§ **WORK TO BE COMPLETED**
The answer must be every line from the entries below that includes "Imóvel".

§ **RECORDS FOR THE TASK**
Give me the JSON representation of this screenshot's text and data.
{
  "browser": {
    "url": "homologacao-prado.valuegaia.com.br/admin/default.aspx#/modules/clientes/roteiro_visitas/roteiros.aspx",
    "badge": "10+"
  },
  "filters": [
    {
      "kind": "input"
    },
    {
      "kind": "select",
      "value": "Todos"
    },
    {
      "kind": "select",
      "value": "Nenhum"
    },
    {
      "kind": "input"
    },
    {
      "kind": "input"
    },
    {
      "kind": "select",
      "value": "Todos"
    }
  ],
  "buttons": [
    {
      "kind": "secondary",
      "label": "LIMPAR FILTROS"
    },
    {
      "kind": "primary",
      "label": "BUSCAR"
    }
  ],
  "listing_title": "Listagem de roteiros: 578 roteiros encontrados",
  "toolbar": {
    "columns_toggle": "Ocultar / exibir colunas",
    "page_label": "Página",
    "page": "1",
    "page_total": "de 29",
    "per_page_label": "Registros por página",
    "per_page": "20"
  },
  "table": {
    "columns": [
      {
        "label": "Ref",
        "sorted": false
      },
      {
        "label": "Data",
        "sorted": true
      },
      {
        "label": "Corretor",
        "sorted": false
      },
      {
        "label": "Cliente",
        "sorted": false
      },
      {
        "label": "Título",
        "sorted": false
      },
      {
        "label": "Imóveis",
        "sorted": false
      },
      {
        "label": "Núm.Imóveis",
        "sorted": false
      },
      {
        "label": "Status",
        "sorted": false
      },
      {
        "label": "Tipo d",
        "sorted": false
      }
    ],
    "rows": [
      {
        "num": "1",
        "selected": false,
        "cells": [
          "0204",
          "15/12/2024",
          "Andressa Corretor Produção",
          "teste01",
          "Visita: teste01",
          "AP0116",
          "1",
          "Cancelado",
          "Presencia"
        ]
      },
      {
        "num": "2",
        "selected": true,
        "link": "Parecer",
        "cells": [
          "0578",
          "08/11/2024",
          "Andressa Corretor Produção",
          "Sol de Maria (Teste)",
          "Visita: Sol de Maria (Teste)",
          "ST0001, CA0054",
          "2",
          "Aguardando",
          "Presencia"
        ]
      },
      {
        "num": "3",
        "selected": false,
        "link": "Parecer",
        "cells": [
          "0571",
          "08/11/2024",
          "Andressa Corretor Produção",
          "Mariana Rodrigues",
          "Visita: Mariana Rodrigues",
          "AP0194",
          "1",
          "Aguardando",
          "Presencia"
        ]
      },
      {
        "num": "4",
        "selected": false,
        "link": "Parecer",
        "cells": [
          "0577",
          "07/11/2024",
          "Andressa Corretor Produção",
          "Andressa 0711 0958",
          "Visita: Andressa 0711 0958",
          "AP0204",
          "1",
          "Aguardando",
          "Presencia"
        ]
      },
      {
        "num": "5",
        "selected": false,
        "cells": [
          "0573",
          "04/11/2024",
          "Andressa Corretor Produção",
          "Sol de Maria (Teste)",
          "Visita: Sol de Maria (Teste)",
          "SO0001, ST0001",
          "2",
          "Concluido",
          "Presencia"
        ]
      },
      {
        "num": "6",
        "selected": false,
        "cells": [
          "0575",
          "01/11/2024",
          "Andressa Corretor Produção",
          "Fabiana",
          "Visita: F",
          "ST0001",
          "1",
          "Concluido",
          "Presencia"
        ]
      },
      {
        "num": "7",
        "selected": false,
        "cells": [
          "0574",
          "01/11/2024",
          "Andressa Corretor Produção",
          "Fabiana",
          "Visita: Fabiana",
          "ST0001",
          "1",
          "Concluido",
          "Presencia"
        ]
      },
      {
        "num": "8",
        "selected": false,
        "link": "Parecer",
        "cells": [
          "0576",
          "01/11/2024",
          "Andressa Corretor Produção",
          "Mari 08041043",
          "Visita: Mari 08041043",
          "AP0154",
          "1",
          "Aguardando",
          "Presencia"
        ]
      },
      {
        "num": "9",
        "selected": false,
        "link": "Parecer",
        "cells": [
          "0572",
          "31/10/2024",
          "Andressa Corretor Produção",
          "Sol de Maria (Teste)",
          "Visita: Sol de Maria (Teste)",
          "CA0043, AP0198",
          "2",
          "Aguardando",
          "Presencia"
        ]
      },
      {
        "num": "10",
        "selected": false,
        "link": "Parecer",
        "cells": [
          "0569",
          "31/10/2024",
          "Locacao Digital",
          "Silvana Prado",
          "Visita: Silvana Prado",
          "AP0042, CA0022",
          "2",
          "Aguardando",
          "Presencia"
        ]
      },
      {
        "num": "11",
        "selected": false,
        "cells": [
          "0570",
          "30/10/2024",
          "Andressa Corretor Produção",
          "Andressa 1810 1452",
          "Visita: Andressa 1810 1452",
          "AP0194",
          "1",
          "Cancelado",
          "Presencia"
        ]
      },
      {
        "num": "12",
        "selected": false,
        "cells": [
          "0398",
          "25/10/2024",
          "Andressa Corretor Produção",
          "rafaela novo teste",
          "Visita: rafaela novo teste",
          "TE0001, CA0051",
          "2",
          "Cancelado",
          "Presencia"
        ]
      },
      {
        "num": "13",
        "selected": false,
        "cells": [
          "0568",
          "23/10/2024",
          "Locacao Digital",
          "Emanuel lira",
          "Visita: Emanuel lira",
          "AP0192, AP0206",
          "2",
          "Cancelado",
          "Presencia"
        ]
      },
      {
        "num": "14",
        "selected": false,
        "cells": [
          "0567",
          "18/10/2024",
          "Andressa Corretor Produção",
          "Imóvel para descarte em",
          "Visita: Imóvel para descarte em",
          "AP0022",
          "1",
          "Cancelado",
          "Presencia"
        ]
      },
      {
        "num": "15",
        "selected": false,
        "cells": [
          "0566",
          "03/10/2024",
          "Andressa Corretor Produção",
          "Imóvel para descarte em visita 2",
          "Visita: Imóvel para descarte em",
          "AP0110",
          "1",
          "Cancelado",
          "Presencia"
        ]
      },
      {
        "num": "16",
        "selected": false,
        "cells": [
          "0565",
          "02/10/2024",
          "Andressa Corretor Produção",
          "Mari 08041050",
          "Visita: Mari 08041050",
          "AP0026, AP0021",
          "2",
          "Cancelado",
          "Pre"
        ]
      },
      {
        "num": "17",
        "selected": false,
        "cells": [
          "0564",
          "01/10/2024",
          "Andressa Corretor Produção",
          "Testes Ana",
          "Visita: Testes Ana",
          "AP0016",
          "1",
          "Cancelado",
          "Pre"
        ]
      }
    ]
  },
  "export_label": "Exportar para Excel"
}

§ **EXERCISE ANSWER**
          "Imóvel para descarte em",
          "Visita: Imóvel para descarte em",
          "Imóvel para descarte em visita 2",
          "Visita: Imóvel para descarte em",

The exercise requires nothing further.